MATERIAL PROVIDED -

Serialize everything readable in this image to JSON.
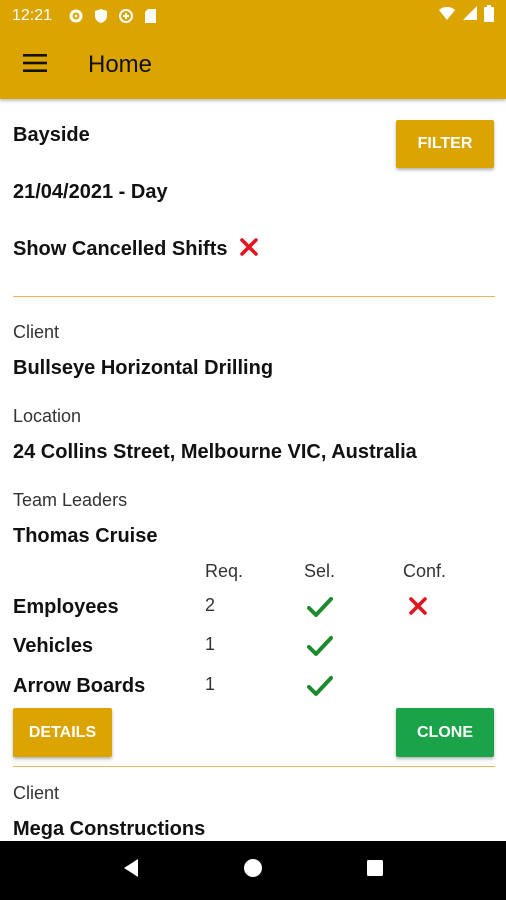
{
  "status_bar": {
    "time": "12:21"
  },
  "app_bar": {
    "title": "Home"
  },
  "filter": {
    "location": "Bayside",
    "date": "21/04/2021 - Day",
    "show_cancelled_label": "Show Cancelled Shifts",
    "filter_button": "FILTER"
  },
  "shifts": [
    {
      "client_label": "Client",
      "client": "Bullseye Horizontal Drilling",
      "location_label": "Location",
      "location": "24 Collins Street, Melbourne VIC, Australia",
      "team_leaders_label": "Team Leaders",
      "team_leaders": "Thomas Cruise",
      "columns": [
        "Req.",
        "Sel.",
        "Conf."
      ],
      "rows": [
        {
          "label": "Employees",
          "req": "2"
        },
        {
          "label": "Vehicles",
          "req": "1"
        },
        {
          "label": "Arrow Boards",
          "req": "1"
        }
      ],
      "details_button": "DETAILS",
      "clone_button": "CLONE"
    },
    {
      "client_label": "Client",
      "client": "Mega Constructions"
    }
  ],
  "colors": {
    "accent": "#dba400",
    "clone": "#1aa348",
    "cross": "#e4141e",
    "check": "#1e8a2e"
  }
}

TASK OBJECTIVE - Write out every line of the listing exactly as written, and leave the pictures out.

YOUR RESPONSE -
Serialize everything readable in this image to JSON.
{
  "status_bar": {
    "time": "12:21"
  },
  "app_bar": {
    "title": "Home"
  },
  "filter": {
    "location": "Bayside",
    "date": "21/04/2021 - Day",
    "show_cancelled_label": "Show Cancelled Shifts",
    "filter_button": "FILTER"
  },
  "shifts": [
    {
      "client_label": "Client",
      "client": "Bullseye Horizontal Drilling",
      "location_label": "Location",
      "location": "24 Collins Street, Melbourne VIC, Australia",
      "team_leaders_label": "Team Leaders",
      "team_leaders": "Thomas Cruise",
      "columns": [
        "Req.",
        "Sel.",
        "Conf."
      ],
      "rows": [
        {
          "label": "Employees",
          "req": "2"
        },
        {
          "label": "Vehicles",
          "req": "1"
        },
        {
          "label": "Arrow Boards",
          "req": "1"
        }
      ],
      "details_button": "DETAILS",
      "clone_button": "CLONE"
    },
    {
      "client_label": "Client",
      "client": "Mega Constructions"
    }
  ],
  "colors": {
    "accent": "#dba400",
    "clone": "#1aa348",
    "cross": "#e4141e",
    "check": "#1e8a2e"
  }
}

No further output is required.